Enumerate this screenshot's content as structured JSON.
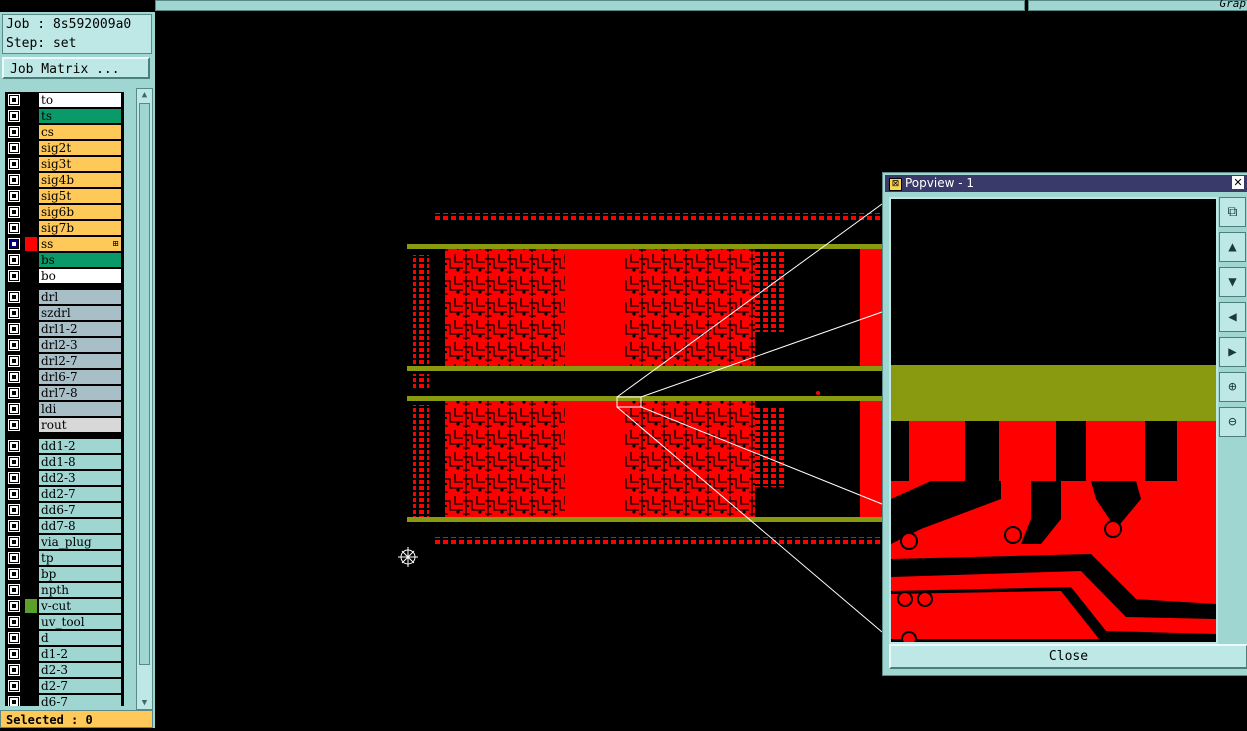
{
  "header": {
    "graph_label": "Grap"
  },
  "job": {
    "job_label": "Job : 8s592009a0",
    "step_label": "Step: set"
  },
  "job_matrix_button": "Job Matrix ...",
  "layer_groups": [
    [
      {
        "name": "to",
        "color": "#ffffff",
        "sel": false
      },
      {
        "name": "ts",
        "color": "#0a9a6a",
        "sel": false
      },
      {
        "name": "cs",
        "color": "#ffc95a",
        "sel": false
      },
      {
        "name": "sig2t",
        "color": "#ffc95a",
        "sel": false
      },
      {
        "name": "sig3t",
        "color": "#ffc95a",
        "sel": false
      },
      {
        "name": "sig4b",
        "color": "#ffc95a",
        "sel": false
      },
      {
        "name": "sig5t",
        "color": "#ffc95a",
        "sel": false
      },
      {
        "name": "sig6b",
        "color": "#ffc95a",
        "sel": false
      },
      {
        "name": "sig7b",
        "color": "#ffc95a",
        "sel": false
      },
      {
        "name": "ss",
        "color": "#ffc95a",
        "sel": true,
        "swatch": "#ff0000",
        "indicator": "⊞"
      },
      {
        "name": "bs",
        "color": "#0a9a6a",
        "sel": false
      },
      {
        "name": "bo",
        "color": "#ffffff",
        "sel": false
      }
    ],
    [
      {
        "name": "drl",
        "color": "#a9bfc8",
        "sel": false
      },
      {
        "name": "szdrl",
        "color": "#a9bfc8",
        "sel": false
      },
      {
        "name": "drl1-2",
        "color": "#a9bfc8",
        "sel": false
      },
      {
        "name": "drl2-3",
        "color": "#a9bfc8",
        "sel": false
      },
      {
        "name": "drl2-7",
        "color": "#a9bfc8",
        "sel": false
      },
      {
        "name": "drl6-7",
        "color": "#a9bfc8",
        "sel": false
      },
      {
        "name": "drl7-8",
        "color": "#a9bfc8",
        "sel": false
      },
      {
        "name": "ldi",
        "color": "#a9bfc8",
        "sel": false
      },
      {
        "name": "rout",
        "color": "#d8d8d8",
        "sel": false
      }
    ],
    [
      {
        "name": "dd1-2",
        "color": "#9fd6d2",
        "sel": false
      },
      {
        "name": "dd1-8",
        "color": "#9fd6d2",
        "sel": false
      },
      {
        "name": "dd2-3",
        "color": "#9fd6d2",
        "sel": false
      },
      {
        "name": "dd2-7",
        "color": "#9fd6d2",
        "sel": false
      },
      {
        "name": "dd6-7",
        "color": "#9fd6d2",
        "sel": false
      },
      {
        "name": "dd7-8",
        "color": "#9fd6d2",
        "sel": false
      },
      {
        "name": "via_plug",
        "color": "#9fd6d2",
        "sel": false
      },
      {
        "name": "tp",
        "color": "#9fd6d2",
        "sel": false
      },
      {
        "name": "bp",
        "color": "#9fd6d2",
        "sel": false
      },
      {
        "name": "npth",
        "color": "#9fd6d2",
        "sel": false
      },
      {
        "name": "v-cut",
        "color": "#9fd6d2",
        "sel": false,
        "swatch": "#5aa02a"
      },
      {
        "name": "uv_tool",
        "color": "#9fd6d2",
        "sel": false
      },
      {
        "name": "d",
        "color": "#9fd6d2",
        "sel": false
      },
      {
        "name": "d1-2",
        "color": "#9fd6d2",
        "sel": false
      },
      {
        "name": "d2-3",
        "color": "#9fd6d2",
        "sel": false
      },
      {
        "name": "d2-7",
        "color": "#9fd6d2",
        "sel": false
      },
      {
        "name": "d6-7",
        "color": "#9fd6d2",
        "sel": false
      }
    ]
  ],
  "status": {
    "selected": "Selected : 0"
  },
  "popview": {
    "title": "Popview - 1",
    "close_label": "Close",
    "tools": [
      "zoom-fit-icon",
      "pan-up-icon",
      "pan-down-icon",
      "pan-left-icon",
      "pan-right-icon",
      "zoom-in-icon",
      "zoom-out-icon"
    ]
  },
  "colors": {
    "copper": "#ff0000",
    "board_edge": "#8a9a10",
    "panel_bg": "#9fd6d2",
    "active_bar": "#ffc95a"
  }
}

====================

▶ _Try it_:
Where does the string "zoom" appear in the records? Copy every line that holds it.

▶ _Written solution_:
      "zoom-fit-icon",
      "zoom-in-icon",
      "zoom-out-icon"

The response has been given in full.